* **WHAT IS BEING ASKED**:
Pictures stay out; everything else in the records is to be copied exactly.

* **THE RECORDS**:
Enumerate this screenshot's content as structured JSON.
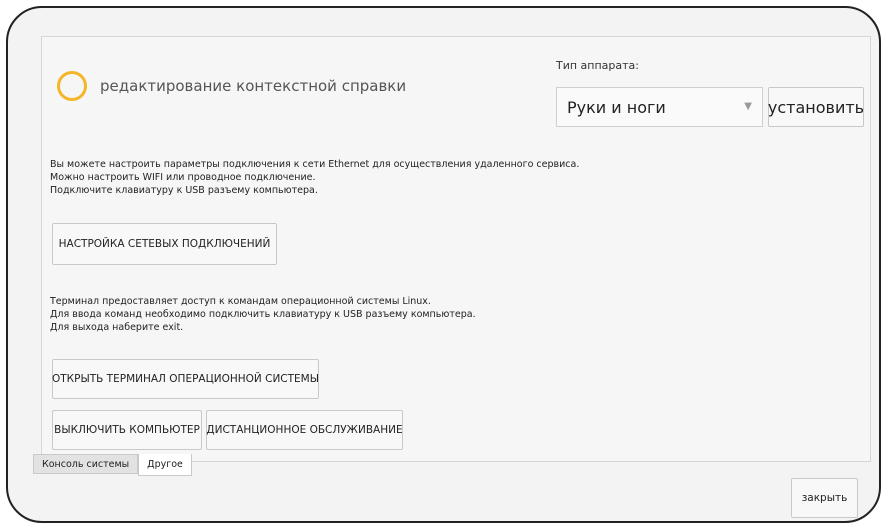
{
  "help": {
    "title": "редактирование контекстной справки"
  },
  "device": {
    "type_label": "Тип аппарата:",
    "selected": "Руки и ноги",
    "install_label": "установить"
  },
  "network": {
    "lines": [
      "Вы можете настроить параметры подключения к сети Ethernet для осуществления удаленного сервиса.",
      "Можно настроить WIFI или проводное подключение.",
      "Подключите клавиатуру к USB разъему компьютера."
    ],
    "button_label": "НАСТРОЙКА СЕТЕВЫХ ПОДКЛЮЧЕНИЙ"
  },
  "terminal": {
    "lines": [
      "Терминал предоставляет доступ к командам операционной системы Linux.",
      "Для ввода команд необходимо подключить клавиатуру к USB разъему компьютера.",
      "Для выхода наберите exit."
    ],
    "button_label": "ОТКРЫТЬ ТЕРМИНАЛ ОПЕРАЦИОННОЙ СИСТЕМЫ"
  },
  "actions": {
    "shutdown_label": "ВЫКЛЮЧИТЬ КОМПЬЮТЕР",
    "remote_label": "ДИСТАНЦИОННОЕ ОБСЛУЖИВАНИЕ"
  },
  "tabs": [
    {
      "label": "Консоль системы",
      "active": false
    },
    {
      "label": "Другое",
      "active": true
    }
  ],
  "close_label": "закрыть",
  "colors": {
    "spinner": "#f5b52a",
    "frame_border": "#222222"
  }
}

* **WRITTEN ANSWER**:
Enumerate this screenshot's content as structured JSON.
{
  "help": {
    "title": "редактирование контекстной справки"
  },
  "device": {
    "type_label": "Тип аппарата:",
    "selected": "Руки и ноги",
    "install_label": "установить"
  },
  "network": {
    "lines": [
      "Вы можете настроить параметры подключения к сети Ethernet для осуществления удаленного сервиса.",
      "Можно настроить WIFI или проводное подключение.",
      "Подключите клавиатуру к USB разъему компьютера."
    ],
    "button_label": "НАСТРОЙКА СЕТЕВЫХ ПОДКЛЮЧЕНИЙ"
  },
  "terminal": {
    "lines": [
      "Терминал предоставляет доступ к командам операционной системы Linux.",
      "Для ввода команд необходимо подключить клавиатуру к USB разъему компьютера.",
      "Для выхода наберите exit."
    ],
    "button_label": "ОТКРЫТЬ ТЕРМИНАЛ ОПЕРАЦИОННОЙ СИСТЕМЫ"
  },
  "actions": {
    "shutdown_label": "ВЫКЛЮЧИТЬ КОМПЬЮТЕР",
    "remote_label": "ДИСТАНЦИОННОЕ ОБСЛУЖИВАНИЕ"
  },
  "tabs": [
    {
      "label": "Консоль системы",
      "active": false
    },
    {
      "label": "Другое",
      "active": true
    }
  ],
  "close_label": "закрыть",
  "colors": {
    "spinner": "#f5b52a",
    "frame_border": "#222222"
  }
}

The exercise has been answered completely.